In doing so we have begun to meet people from all walks of life and generations who like us, have built their lives in Thamesmead. Although we are social we wouldn’t ordinarily speak to people outside of our comfort zone, primarily based on not knowing what to talk about. Through the appointment of this commission, we have dared to be brave and begun to ask questions, forge connections and make friendships with our neighbours by simply showing interest.”
For both of them, this social exchange has been an uplifting and energising experience, one which has been greatly missed since the pandemic and consequent lockdowns.
Part of their commission includes a travelling outdoor cinema. The area of Thamesmead has a strong history of self-organisation and entrepreneurism, something which has come out of the fact that it’s largely without essential infrastructure. For 50 years people have said that Thamesmead needs a cinema, so Liam and Vanessa thought “let’s build one ourselves!”
“We have partnered with a local designer/maker Alex Tuckwood, who has constructed the cinema with 100% recycled materials sourced from the local area. We see the mobile cinema as a shared place for the various communities of Thamesmead to come together through the magical transformative experience of Cinema. We plan to launch the travelling cinema in Spring, programming independent cinema representing the diverse cultures of Thamesmead, including the Nepalese, Nigerian and Traveller communities.
“Thamesmead Texas is something we see as an extension of our lives as residents simply yearning to be part of a wider community.”
For Vanessa and Liam, their main hope for the future is that Thamesmead can retain its magic in its new formation as a mixed socio-economic development;
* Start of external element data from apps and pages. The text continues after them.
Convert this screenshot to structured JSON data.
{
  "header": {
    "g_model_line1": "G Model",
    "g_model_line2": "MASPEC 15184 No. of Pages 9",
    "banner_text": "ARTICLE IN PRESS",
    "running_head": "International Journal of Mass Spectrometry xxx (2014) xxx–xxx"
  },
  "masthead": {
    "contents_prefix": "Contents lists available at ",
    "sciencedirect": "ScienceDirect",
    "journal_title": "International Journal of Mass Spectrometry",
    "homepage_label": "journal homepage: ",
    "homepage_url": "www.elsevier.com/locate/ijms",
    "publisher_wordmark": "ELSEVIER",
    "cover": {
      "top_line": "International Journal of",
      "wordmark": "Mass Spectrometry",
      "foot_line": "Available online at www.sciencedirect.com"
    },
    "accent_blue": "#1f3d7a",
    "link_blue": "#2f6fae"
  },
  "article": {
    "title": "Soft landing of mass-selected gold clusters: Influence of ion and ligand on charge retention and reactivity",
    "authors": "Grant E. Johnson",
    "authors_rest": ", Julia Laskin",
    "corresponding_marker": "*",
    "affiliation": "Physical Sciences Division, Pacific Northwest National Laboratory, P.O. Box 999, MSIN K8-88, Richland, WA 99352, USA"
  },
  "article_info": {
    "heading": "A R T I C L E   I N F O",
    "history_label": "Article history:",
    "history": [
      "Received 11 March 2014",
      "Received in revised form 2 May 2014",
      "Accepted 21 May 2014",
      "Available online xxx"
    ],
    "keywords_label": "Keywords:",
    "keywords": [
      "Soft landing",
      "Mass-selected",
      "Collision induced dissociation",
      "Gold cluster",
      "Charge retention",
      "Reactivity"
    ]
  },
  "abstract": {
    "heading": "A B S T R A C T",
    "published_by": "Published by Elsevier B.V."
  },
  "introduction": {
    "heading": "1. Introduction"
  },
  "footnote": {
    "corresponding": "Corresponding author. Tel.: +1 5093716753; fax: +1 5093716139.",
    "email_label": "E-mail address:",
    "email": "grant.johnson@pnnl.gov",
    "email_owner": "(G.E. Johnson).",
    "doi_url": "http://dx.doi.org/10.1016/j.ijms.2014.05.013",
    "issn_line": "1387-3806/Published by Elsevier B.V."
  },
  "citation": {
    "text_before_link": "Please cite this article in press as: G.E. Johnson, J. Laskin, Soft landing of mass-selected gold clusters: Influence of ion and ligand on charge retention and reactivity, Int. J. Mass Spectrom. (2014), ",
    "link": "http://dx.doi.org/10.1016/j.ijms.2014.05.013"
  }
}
“We hope that Peabody’s Thamesmead embraces the old and the new, where residents, including artists, can live harmoniously together. We hope that artists can stay permanently in Thamesmead and change their status from Guardians in temporary short-term housing to permanent residents. Artists are fed up with being used to regenerate before being priced out of areas. We want to stay and continue the work we have been undertaking and build lifelong friendships. We would like Thamesmead Texas to become a Capital self-build housing project, which enables us to be resilient against the backdrop of neoliberalism.”